So in other words, it is even harder to exploit. Even if it was, the hacker would have to know where specifically in memory is the data they want to gain direct access and within only a certain range of memory addresses.
 
  • Like
Reactions: Colstan and Tagbert

Colstan

macrumors 6502
Jul 30, 2020
330
711
So, this exploit makes for an interesting research paper that grabs headlines, but there are far easier, less time consuming, and much simpler ways to hack into a system?

security.png
 

BootsWalking

macrumors 68020
Feb 1, 2014
2,271
14,207
Seems even less scary than Spectre. The paper mentions some limitations of the method.
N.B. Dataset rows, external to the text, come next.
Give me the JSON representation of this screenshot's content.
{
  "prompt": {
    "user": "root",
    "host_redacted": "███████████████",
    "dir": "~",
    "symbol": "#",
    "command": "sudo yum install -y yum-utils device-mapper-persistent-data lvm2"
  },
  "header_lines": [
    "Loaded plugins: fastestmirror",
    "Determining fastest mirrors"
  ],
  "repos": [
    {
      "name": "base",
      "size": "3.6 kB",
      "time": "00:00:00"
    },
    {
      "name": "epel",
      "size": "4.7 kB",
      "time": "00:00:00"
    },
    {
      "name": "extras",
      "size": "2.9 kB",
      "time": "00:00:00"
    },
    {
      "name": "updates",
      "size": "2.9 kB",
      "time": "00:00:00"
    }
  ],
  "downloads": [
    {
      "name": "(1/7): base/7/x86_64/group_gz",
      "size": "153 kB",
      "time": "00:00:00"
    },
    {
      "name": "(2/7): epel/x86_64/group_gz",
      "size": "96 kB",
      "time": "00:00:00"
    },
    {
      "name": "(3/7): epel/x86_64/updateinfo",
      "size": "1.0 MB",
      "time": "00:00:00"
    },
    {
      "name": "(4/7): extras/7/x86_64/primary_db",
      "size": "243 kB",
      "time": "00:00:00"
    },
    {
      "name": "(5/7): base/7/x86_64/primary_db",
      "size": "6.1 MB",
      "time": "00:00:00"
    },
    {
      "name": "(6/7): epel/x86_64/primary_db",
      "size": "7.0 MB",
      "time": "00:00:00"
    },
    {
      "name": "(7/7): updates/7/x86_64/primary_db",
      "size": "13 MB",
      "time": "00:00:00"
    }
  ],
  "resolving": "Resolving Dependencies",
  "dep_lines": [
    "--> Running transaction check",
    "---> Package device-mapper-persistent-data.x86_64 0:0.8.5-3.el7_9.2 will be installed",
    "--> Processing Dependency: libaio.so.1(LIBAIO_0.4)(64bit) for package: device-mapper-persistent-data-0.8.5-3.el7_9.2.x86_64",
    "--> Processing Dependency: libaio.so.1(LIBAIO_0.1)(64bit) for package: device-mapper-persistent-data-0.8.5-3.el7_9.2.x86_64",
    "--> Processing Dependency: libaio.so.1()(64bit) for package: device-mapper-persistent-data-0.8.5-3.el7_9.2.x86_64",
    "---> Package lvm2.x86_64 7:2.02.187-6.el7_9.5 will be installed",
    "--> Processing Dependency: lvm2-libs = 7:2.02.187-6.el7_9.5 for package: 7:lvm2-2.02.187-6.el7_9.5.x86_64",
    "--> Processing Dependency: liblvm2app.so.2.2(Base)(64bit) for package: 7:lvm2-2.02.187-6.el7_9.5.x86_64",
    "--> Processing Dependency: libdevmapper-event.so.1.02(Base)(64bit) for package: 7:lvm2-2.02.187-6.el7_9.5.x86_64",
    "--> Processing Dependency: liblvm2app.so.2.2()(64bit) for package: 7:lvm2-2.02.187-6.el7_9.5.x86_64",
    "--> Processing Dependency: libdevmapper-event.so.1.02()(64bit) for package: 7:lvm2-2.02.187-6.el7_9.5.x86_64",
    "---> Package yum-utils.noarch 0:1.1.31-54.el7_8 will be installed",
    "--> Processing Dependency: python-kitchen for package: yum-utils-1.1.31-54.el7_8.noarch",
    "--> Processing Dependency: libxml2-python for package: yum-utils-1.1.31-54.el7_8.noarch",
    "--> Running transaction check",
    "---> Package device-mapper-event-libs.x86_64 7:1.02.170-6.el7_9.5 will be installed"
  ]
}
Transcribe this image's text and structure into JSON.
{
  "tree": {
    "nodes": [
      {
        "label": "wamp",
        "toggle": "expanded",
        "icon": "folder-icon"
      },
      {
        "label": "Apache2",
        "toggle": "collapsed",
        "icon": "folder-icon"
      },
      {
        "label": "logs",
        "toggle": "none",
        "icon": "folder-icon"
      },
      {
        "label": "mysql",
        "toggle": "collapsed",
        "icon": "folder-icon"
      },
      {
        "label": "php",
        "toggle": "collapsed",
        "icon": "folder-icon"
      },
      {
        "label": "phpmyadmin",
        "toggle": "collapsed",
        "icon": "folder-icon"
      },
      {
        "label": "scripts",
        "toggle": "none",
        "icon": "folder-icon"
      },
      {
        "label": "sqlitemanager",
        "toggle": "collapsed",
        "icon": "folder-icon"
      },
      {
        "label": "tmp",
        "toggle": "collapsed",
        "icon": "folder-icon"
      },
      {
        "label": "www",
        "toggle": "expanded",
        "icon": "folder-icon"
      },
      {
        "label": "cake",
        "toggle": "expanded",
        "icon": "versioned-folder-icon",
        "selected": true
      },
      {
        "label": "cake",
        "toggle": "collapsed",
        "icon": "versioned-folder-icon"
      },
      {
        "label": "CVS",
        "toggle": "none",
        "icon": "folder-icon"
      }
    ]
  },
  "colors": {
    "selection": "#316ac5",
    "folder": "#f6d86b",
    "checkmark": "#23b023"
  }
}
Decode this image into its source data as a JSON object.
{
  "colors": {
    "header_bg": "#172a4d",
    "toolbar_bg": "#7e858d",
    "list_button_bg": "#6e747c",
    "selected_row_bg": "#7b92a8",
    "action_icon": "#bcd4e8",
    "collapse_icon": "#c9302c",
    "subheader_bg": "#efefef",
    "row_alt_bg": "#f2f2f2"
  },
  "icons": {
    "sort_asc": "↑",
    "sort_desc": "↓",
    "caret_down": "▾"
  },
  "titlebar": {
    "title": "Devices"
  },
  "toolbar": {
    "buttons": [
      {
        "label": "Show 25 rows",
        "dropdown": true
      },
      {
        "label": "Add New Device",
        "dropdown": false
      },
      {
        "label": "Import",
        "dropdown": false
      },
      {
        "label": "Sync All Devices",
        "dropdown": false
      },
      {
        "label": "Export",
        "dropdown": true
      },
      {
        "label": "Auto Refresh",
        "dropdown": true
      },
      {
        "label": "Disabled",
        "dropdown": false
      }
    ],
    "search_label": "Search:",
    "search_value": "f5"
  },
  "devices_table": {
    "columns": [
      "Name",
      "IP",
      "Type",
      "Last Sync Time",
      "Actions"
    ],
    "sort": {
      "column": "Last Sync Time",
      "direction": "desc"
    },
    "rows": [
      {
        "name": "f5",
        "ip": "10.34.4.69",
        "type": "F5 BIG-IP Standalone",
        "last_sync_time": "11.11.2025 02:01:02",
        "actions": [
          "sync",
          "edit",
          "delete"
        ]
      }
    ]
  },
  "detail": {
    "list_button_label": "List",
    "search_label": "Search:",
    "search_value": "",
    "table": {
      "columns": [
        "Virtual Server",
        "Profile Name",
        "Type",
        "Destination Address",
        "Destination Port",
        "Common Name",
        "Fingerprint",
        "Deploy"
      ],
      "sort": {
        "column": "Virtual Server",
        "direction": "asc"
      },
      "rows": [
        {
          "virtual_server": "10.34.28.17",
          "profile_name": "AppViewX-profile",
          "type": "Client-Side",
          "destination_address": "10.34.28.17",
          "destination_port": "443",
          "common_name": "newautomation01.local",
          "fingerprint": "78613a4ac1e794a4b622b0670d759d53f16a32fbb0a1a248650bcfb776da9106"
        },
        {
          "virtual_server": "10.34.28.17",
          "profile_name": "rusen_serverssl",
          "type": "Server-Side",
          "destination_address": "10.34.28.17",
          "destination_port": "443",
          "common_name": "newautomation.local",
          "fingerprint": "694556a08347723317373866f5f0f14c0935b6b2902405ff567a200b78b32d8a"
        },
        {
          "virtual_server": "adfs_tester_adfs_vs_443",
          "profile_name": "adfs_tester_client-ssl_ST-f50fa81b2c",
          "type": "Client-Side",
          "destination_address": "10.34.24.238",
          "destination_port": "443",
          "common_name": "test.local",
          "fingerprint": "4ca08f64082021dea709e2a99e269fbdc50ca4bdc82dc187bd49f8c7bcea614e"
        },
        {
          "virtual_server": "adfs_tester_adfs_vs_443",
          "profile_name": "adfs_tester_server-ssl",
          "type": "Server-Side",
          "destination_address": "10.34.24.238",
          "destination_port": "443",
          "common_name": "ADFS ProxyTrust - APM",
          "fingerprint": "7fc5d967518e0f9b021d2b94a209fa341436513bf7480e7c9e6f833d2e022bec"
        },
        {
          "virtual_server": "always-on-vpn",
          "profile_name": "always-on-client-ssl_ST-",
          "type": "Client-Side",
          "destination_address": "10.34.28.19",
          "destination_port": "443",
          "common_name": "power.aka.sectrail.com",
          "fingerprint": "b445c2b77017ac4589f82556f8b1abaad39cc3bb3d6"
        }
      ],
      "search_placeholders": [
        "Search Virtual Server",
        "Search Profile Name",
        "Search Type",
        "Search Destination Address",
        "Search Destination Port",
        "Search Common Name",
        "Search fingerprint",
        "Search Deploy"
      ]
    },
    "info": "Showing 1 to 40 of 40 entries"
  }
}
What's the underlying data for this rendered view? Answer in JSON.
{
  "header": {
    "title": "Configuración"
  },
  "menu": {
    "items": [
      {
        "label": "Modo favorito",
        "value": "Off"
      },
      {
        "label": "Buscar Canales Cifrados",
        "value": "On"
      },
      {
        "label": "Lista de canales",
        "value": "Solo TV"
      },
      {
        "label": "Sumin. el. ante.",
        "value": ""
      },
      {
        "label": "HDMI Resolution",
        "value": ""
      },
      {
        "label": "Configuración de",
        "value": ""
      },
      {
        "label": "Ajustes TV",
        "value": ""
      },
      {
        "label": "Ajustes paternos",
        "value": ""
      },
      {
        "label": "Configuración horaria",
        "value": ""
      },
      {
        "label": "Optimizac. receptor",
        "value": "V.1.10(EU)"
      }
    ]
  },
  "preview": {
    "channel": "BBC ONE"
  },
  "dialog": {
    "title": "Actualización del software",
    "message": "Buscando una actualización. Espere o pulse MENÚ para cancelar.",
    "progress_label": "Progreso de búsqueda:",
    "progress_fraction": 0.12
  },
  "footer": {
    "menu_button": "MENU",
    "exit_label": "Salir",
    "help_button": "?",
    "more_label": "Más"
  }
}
It exploits pointer dereference prefetching behaviour, but to actually leak any data, the target memory addresses must:
  • Be a valid pointer (the upper 57 bits must be a valid memory address).
  • The address in those upper 57 bits must be within the 0x000000000 to 0x280000000 range (this means that only works on userspace memory, and not even all userspace memory).
  • Be within a maximum distance from previously fetched addresses.
  • Be 8-byte aligned.
Some extra limitations:
  • Firestorm cores only (different prefetching behaviour on Icestorm).
  • The lower 8 bits of the target memory address cannot be leaked, and, since the addresses must be 8-byte aligned for the prefetching to happen, it's not possible to run a 'sliding window' to retrieve those 8 bits by shifting the target address by 8 bits. Those lower bits are apparently safe from this vulnerability.
Few points. First, this isn't limited to user space. They found the M1's DMP would not speculatively prefetch between 0x280000000 and 0xffff3f2b0000 but based on some M1-based kernel panics I found online the kernel uses addresses above this range (first response marked "helpful" in this thread).

Second, most/all pointers will be 8-byte aligned as a compiler optimization, so that's not a significant limitation.

Also, there are serious vulnerabilities brought up in the paper. For example, the ability to break ASLR more easily since valid/invalid virtual address pointers can be trivially induced.

Speaking more generally, the fact that by nature DMP is speculatively prefetching based on data contents rather than just addresses opens up a pandora box of exploits, too many for the papers' authors to even imagine and consider. It doesn't help that the M1 doesn't seem to employ any observable mitigation such as instruction-pointer tagging. To devise such a broad-based speculative prefetcher in the era of known Spectre-type side-channel exploits without significant preventative mitigations (as far as we're aware today, which is admittedly early) is shocking to me.
 
Register on MacRumors! This sidebar will go away, and you'll see fewer ads.